## Work item
Among the records, which lines hold the word "Done"? Pick them out.

## Data in this exercise

----------------

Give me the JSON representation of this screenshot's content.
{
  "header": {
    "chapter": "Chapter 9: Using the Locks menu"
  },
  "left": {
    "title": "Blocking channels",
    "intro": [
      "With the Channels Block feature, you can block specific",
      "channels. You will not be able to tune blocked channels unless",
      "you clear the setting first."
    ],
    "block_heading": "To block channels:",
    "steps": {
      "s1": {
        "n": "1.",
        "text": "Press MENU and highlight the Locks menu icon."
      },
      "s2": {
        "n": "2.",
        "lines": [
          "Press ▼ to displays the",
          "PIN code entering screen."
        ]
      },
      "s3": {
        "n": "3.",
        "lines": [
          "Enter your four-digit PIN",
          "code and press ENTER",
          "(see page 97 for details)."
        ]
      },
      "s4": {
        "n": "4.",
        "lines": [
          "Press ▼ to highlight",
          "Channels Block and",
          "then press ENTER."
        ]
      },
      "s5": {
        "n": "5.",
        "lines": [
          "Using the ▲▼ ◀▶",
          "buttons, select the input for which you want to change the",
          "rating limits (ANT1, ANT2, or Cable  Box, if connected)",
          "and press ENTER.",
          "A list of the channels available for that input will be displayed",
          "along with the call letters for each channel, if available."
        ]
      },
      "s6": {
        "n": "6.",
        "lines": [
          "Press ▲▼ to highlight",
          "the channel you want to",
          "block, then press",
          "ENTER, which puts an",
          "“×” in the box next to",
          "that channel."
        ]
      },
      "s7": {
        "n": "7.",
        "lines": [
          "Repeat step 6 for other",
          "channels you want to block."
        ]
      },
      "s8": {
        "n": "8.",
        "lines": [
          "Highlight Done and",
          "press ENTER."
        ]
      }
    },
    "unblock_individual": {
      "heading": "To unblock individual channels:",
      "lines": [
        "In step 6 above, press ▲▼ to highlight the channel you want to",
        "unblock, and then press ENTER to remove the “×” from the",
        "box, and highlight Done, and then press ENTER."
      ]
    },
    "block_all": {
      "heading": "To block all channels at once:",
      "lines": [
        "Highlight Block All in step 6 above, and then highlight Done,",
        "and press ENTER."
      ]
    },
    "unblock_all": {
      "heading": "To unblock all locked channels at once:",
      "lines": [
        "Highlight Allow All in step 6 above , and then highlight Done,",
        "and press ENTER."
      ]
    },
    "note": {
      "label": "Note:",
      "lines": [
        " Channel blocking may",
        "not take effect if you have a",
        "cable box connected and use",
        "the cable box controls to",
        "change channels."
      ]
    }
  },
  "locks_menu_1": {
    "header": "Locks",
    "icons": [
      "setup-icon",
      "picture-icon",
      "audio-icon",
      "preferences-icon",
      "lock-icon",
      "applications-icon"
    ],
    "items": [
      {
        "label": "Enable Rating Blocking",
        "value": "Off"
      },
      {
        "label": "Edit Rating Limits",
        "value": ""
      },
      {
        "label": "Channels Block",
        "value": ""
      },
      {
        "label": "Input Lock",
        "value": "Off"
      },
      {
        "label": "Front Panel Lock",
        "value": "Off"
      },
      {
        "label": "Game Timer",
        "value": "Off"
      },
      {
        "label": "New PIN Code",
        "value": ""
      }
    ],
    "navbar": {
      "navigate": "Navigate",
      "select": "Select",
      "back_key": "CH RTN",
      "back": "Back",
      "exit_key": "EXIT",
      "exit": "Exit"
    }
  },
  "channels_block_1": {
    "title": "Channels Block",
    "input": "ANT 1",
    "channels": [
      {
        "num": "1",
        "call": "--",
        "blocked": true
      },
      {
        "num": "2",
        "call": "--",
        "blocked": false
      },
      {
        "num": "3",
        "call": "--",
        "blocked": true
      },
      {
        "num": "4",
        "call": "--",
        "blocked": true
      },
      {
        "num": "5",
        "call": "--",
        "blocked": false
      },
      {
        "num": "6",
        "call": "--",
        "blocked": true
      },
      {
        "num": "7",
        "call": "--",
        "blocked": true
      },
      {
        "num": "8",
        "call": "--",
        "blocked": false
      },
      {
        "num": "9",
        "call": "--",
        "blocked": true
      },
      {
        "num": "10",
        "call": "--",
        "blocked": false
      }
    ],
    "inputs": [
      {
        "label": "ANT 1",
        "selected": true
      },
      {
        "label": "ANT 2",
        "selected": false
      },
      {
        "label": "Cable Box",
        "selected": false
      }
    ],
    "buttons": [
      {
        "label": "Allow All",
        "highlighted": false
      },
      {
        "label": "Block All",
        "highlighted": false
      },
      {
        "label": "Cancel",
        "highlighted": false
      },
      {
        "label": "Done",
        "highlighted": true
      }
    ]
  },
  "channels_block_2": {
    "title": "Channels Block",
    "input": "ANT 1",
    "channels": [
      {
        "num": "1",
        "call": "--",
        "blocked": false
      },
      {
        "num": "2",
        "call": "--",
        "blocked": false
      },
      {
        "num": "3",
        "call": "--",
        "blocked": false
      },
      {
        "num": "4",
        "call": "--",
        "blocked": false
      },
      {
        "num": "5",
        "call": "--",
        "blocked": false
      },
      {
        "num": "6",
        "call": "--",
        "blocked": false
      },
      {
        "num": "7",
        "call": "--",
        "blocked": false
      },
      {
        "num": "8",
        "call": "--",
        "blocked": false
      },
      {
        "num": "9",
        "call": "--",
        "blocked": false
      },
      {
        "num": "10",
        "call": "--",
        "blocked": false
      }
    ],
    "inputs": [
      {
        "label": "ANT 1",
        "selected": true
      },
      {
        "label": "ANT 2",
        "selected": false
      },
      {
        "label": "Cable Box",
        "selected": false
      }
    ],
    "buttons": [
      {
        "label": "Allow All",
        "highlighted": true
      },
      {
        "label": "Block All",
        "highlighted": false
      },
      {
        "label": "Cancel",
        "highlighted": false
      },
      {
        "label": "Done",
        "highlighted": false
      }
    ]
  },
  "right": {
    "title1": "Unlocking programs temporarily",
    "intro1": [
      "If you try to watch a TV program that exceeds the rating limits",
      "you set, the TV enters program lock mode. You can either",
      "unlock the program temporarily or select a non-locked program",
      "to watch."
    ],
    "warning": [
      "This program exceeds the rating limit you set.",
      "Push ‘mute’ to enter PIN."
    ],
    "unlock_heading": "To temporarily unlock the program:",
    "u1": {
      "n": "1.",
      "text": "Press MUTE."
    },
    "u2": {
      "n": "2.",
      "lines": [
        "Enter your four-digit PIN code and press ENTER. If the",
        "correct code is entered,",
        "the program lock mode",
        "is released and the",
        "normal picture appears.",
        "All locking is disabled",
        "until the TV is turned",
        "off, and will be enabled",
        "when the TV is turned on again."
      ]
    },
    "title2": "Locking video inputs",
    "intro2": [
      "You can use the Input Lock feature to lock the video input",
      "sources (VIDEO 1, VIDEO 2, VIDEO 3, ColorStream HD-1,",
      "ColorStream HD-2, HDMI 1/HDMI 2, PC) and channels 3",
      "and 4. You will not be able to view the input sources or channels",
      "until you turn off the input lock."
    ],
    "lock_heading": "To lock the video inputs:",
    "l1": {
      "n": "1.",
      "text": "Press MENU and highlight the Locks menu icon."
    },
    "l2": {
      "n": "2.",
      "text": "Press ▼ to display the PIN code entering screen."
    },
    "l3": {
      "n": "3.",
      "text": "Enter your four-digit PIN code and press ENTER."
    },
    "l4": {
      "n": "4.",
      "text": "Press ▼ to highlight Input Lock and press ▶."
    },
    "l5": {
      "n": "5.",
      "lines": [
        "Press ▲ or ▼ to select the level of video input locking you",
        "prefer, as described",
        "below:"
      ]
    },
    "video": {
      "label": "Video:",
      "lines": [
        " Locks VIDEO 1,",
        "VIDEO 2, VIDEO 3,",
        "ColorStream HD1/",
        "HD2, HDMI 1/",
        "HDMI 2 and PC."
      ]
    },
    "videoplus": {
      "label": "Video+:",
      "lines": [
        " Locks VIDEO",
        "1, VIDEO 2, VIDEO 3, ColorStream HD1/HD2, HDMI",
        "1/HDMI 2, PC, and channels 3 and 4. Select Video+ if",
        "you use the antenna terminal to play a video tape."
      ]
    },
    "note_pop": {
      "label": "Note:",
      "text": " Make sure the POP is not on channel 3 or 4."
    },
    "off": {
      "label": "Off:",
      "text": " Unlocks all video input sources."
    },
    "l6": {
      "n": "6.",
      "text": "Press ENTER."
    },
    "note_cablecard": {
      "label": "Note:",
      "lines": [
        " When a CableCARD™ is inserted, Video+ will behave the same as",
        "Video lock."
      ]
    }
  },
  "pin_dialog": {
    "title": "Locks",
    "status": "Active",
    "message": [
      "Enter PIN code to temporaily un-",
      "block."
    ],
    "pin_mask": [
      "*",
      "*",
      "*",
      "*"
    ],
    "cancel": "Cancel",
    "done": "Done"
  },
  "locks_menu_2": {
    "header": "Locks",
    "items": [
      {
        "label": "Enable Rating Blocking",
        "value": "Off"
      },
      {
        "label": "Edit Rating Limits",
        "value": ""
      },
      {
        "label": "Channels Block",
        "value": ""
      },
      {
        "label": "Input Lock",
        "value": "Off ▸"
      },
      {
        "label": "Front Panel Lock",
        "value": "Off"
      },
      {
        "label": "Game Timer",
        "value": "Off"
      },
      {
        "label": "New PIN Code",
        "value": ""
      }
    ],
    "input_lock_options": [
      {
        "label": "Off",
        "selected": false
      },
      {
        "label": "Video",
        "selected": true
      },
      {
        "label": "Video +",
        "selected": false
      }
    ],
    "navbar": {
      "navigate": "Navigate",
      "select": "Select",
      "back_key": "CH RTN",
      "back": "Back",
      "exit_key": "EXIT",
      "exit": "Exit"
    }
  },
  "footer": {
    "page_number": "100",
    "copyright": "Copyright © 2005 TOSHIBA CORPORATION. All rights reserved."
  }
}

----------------

## Solution to this problem
          "Highlight Done and",
        "box, and highlight Done, and then press ENTER."
        "Highlight Block All in step 6 above, and then highlight Done,",
        "Highlight Allow All in step 6 above , and then highlight Done,",
        "label": "Done",
        "label": "Done",
    "done": "Done"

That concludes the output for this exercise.